═══ EXTRACTED ENTRIES ═══

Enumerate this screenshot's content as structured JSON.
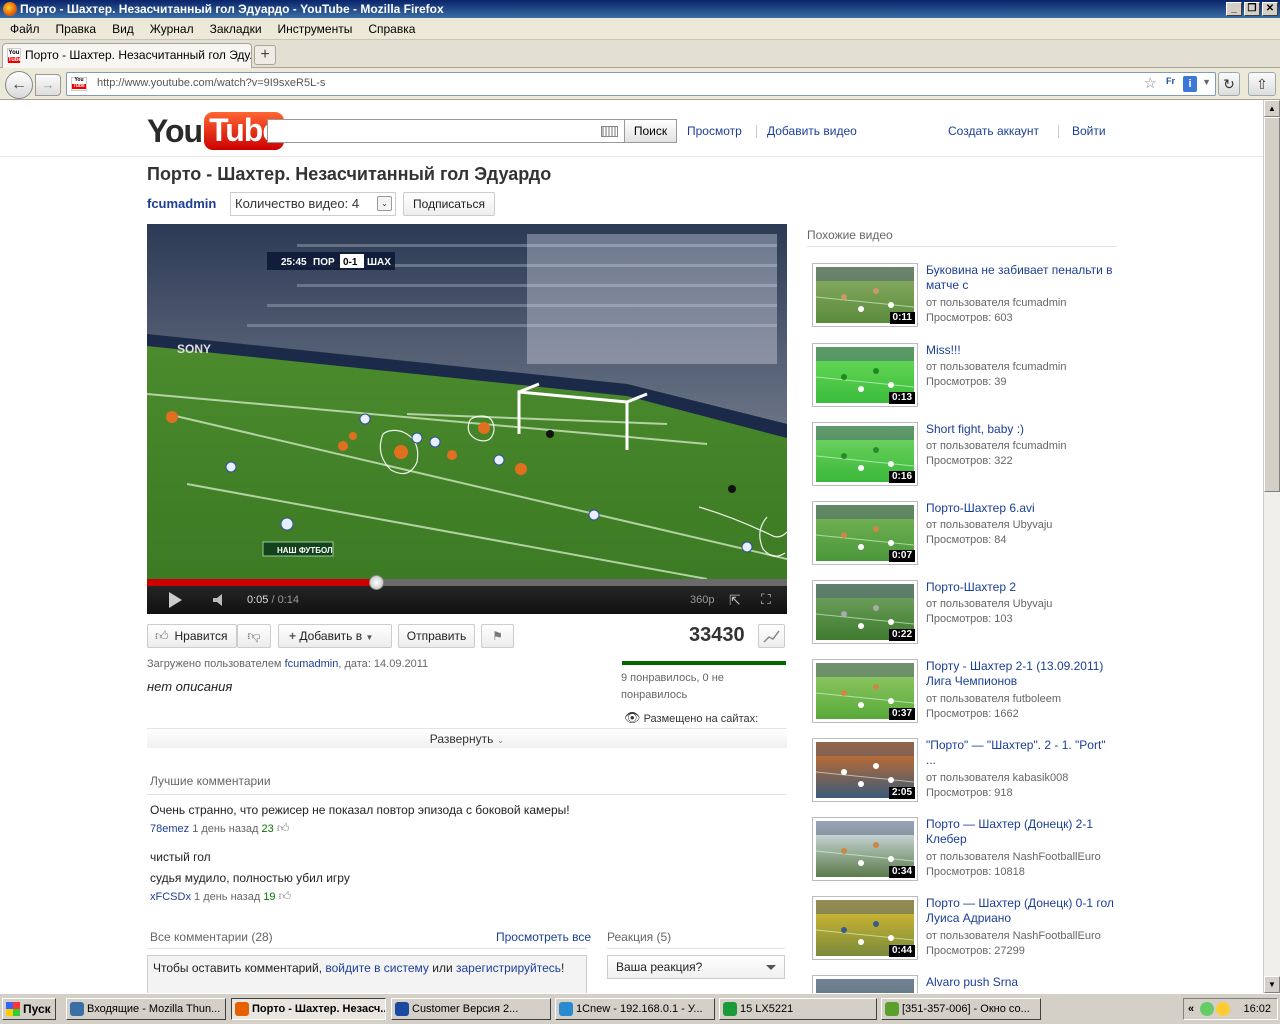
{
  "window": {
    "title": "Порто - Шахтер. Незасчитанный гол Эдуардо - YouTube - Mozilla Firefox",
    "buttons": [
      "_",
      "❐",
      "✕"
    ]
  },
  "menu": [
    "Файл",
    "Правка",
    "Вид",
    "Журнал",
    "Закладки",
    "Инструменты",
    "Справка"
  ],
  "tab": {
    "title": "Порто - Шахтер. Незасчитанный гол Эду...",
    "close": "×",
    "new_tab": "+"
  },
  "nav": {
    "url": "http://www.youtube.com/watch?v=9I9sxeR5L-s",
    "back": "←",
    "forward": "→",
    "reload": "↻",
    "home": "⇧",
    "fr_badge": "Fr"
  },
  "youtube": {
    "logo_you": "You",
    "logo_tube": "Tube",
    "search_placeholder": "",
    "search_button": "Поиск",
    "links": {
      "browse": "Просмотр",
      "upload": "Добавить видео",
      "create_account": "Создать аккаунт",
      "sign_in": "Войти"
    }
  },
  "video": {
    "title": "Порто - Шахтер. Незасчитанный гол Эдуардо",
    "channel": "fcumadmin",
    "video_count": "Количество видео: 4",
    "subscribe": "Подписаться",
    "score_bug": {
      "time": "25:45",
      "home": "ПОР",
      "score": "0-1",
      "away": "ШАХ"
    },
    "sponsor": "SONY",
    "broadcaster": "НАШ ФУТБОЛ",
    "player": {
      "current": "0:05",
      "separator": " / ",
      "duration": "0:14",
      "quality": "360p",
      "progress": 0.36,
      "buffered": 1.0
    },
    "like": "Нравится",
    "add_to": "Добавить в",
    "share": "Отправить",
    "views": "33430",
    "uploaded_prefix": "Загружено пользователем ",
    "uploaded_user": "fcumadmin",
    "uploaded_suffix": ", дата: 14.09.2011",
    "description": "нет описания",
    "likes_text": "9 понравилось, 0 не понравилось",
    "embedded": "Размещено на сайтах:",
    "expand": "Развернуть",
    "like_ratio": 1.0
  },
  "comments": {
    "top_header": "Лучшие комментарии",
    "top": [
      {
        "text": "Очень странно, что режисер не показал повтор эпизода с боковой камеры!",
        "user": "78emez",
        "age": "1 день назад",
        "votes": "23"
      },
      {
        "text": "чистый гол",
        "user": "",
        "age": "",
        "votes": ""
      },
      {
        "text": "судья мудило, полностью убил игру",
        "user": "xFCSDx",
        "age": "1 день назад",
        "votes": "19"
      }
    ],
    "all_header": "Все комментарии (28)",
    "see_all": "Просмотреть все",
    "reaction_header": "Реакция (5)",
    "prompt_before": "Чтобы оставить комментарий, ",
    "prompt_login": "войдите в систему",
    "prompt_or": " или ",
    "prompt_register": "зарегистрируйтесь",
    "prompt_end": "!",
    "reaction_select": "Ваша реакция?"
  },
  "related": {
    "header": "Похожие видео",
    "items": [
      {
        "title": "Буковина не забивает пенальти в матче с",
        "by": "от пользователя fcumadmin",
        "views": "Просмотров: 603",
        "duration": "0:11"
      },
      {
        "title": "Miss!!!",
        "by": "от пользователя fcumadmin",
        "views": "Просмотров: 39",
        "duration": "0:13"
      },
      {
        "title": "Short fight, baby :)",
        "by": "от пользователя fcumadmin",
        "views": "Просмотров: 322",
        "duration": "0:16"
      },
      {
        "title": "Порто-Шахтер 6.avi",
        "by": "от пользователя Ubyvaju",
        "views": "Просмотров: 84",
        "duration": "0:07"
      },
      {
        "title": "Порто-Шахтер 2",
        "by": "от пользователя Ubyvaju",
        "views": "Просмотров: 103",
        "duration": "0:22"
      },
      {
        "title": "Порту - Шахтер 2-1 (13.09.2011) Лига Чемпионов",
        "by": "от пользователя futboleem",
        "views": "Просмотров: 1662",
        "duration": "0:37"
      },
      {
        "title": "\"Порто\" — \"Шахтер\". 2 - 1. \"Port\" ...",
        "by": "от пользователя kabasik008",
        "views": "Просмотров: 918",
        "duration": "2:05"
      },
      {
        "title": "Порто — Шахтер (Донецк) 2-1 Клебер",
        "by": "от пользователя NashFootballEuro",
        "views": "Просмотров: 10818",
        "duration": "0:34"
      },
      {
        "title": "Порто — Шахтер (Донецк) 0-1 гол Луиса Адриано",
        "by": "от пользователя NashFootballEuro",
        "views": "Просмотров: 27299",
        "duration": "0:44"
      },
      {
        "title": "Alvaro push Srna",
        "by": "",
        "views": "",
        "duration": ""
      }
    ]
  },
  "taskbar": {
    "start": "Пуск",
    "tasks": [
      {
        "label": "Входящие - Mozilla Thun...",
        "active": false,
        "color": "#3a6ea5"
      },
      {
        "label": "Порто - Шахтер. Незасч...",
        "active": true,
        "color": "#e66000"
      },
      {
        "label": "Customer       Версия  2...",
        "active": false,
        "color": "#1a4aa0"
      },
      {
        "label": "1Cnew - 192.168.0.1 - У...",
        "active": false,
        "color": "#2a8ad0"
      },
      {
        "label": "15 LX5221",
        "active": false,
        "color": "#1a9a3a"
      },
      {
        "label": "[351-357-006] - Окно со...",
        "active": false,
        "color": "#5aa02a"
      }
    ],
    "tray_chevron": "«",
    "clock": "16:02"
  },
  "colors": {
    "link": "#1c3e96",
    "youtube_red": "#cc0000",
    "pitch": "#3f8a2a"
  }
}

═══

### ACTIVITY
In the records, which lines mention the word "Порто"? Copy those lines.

### COMPLETED TASK
    "title": "Порто - Шахтер. Незасчитанный гол Эдуардо - YouTube - Mozilla Firefox",
    "title": "Порто - Шахтер. Незасчитанный гол Эду...",
    "title": "Порто - Шахтер. Незасчитанный гол Эдуардо",
        "title": "Порто-Шахтер 6.avi",
        "title": "Порто-Шахтер 2",
        "title": "\"Порто\" — \"Шахтер\". 2 - 1. \"Port\" ...",
        "title": "Порто — Шахтер (Донецк) 2-1 Клебер",
        "title": "Порто — Шахтер (Донецк) 0-1 гол Луиса Адриано",
        "label": "Порто - Шахтер. Незасч...",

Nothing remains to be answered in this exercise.